> [WHAT TO WORK ON]: Your answer should be the lines of the data below that contain "Minute".

> [DATA TO EXAMINE]:

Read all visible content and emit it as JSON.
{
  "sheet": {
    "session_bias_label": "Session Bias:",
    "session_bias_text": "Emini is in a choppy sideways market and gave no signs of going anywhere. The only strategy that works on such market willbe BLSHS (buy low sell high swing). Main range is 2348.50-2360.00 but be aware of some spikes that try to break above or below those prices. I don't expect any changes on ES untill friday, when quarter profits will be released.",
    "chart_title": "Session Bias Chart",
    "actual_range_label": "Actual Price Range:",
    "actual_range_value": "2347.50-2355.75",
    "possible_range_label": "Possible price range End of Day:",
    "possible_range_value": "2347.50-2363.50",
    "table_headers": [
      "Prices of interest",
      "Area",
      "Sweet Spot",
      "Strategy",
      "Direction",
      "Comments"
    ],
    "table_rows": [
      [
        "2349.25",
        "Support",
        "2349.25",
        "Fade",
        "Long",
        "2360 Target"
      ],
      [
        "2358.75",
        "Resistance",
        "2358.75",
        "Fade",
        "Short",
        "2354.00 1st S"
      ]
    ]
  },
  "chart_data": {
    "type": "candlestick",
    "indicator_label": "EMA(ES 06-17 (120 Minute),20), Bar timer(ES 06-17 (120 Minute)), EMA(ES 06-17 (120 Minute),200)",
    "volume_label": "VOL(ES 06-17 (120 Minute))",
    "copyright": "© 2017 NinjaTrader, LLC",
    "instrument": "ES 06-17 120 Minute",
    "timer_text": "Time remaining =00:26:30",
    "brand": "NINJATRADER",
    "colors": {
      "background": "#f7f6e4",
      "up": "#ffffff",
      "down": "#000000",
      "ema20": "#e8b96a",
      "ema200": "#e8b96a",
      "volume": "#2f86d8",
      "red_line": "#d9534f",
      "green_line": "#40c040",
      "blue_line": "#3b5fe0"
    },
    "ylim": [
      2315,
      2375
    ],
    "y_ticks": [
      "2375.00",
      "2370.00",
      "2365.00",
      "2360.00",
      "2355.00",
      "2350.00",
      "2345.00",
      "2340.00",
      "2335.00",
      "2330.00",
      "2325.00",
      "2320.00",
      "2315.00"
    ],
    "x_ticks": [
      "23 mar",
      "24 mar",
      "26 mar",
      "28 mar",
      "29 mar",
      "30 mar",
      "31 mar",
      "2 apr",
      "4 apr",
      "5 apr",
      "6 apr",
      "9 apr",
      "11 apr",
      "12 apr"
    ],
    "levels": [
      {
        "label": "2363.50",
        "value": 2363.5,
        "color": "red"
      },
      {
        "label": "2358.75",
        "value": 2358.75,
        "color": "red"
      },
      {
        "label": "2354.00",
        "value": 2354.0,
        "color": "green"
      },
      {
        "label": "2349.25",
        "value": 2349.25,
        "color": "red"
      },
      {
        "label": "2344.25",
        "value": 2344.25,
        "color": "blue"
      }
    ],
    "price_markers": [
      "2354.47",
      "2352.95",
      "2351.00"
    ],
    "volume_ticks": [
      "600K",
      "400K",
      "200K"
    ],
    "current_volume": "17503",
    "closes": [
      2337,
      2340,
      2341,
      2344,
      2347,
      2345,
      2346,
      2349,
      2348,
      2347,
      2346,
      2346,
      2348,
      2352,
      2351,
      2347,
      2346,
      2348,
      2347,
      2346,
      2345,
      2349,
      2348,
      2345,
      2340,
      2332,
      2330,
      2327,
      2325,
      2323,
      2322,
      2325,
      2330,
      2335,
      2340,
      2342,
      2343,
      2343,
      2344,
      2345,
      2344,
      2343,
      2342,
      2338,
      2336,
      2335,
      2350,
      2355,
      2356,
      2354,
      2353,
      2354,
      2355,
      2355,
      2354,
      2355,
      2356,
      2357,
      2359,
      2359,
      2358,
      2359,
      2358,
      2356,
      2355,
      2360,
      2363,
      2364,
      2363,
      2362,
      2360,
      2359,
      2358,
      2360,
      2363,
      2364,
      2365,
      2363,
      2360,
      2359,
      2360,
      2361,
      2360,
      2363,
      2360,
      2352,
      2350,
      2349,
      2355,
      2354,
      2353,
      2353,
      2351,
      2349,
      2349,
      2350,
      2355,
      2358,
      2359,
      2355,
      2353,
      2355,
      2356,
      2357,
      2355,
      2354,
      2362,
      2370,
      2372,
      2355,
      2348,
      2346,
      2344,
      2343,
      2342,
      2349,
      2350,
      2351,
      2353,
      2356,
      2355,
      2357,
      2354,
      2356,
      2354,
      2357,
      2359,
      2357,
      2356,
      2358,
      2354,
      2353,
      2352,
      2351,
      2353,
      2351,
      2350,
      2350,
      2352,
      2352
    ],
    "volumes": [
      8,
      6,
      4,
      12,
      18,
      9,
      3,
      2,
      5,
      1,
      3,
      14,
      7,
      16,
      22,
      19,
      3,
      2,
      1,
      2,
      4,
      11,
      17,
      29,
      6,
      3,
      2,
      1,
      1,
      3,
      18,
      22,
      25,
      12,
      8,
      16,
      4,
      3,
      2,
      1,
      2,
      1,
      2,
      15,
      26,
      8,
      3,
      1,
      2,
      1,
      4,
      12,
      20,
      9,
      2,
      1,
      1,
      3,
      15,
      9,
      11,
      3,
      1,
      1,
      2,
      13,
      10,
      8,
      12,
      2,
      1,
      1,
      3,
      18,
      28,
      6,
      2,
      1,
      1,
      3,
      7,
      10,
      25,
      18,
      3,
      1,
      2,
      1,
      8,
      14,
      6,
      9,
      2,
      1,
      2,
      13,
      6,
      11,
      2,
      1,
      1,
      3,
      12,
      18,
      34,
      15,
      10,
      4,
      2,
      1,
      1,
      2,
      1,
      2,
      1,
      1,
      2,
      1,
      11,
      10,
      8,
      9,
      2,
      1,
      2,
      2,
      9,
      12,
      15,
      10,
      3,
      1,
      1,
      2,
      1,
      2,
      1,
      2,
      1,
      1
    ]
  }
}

> [WRITTEN REPLY]:
    "indicator_label": "EMA(ES 06-17 (120 Minute),20), Bar timer(ES 06-17 (120 Minute)), EMA(ES 06-17 (120 Minute),200)",
    "volume_label": "VOL(ES 06-17 (120 Minute))",
    "instrument": "ES 06-17 120 Minute",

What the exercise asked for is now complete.